The VOLY C10- Gen 2 all-electric UAS from Volansi will soon be making middle-mile deliveries in North Carolina.
The Concord, California-based cargo drone delivery service provider recently signed a teaming agreement with the North Carolina Department of Transportation to make that possible. They’ll work closely with the FAA throughout the project, which is expected to get underway with deployments in the next few months.
To start, the drone will perform tests under Part 107 rules as part of the UAS Integration Pilot Program (IPP) in North Carolina, Volansi VP of Operations Mike Jackson said. Once granted the proper waivers, the team plans to eventually fly missions not covered under Part 107, including those that take the drone beyond visual line of sight (BVLOS).
“If we’re going to scale and bring value that [BVLOS] is a key component,” Jackson said. “You have to be able to provide a value proposition when helping distribution centers, for example. You need to be able to provide something that’s scalable and that saves them time and money.”
Jackson couldn’t give details of what the drone will deliver or exactly where, though he did say flights will take place in a central part of the state in rural environments. The company is targeting multiple markets through this project and working with two other partners.
The VOLY C10, the drone being deployed for this project, is an all-electric, hybrid VTOL fixed-wing system that can complete two-way missions with minimal infrastructure needs, Jackson said. The drone lands at the delivery point, giving it the ability to deliver and return items such as samples for analysis and diagnosis and parts for repairs.
The UAS can carry up to 10 pounds of cargo 50 miles, with the company’s flight operations team handling all operations to provide an end-to-end delivery service.
The IPP group will collect data from every mission the VOLY C10 flies, Jackson said, to gain a better understanding of how drone delivery programs can be incorporated into the current transportation infrastructure long-term.
“The goal is to expand across the state and learn how we can safely integrate beyond visual line of sight deployments into the National Airspace,” Jackson said. “We hope to meet the customers’ needs and deliver value in a way that’s safe and garners trust so that we can scale.”
There is no end date on the project, Jackson said. Work has already begun to prepare for flights.
“We are excited to have this opportunity to work closely with the FAA and the N.C. Department of Transportation to help shape how drones fit into our home country’s infrastructure,” Volansi CEO and Founder Hannan Parvizian said, according to a news release announcing the agreement. “We believe that one day, autonomous flight will be as commonplace and accessible as mailing a letter, and Volansi technology will play a pivotal part in this transport revolution.”

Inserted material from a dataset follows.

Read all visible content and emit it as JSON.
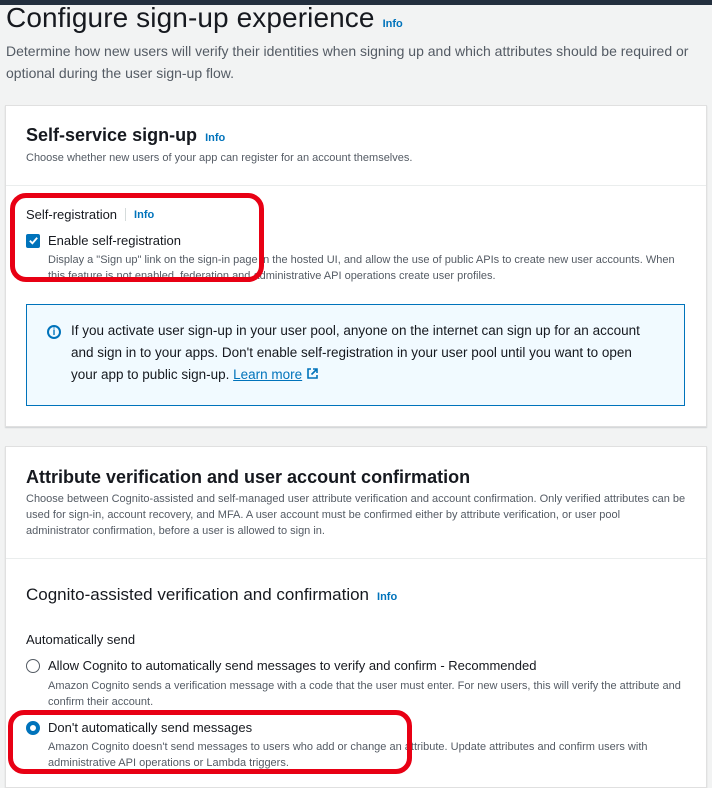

One of the challenges to getting there is, of course, regulations, Jackson said, which is what projects and partnerships like this one help shape. The team is taking what he describes as a “crawl, walk, run approach” to build trust with the FAA and the public to show drone cargo delivery “is something that’s valuable and that can be done safely.”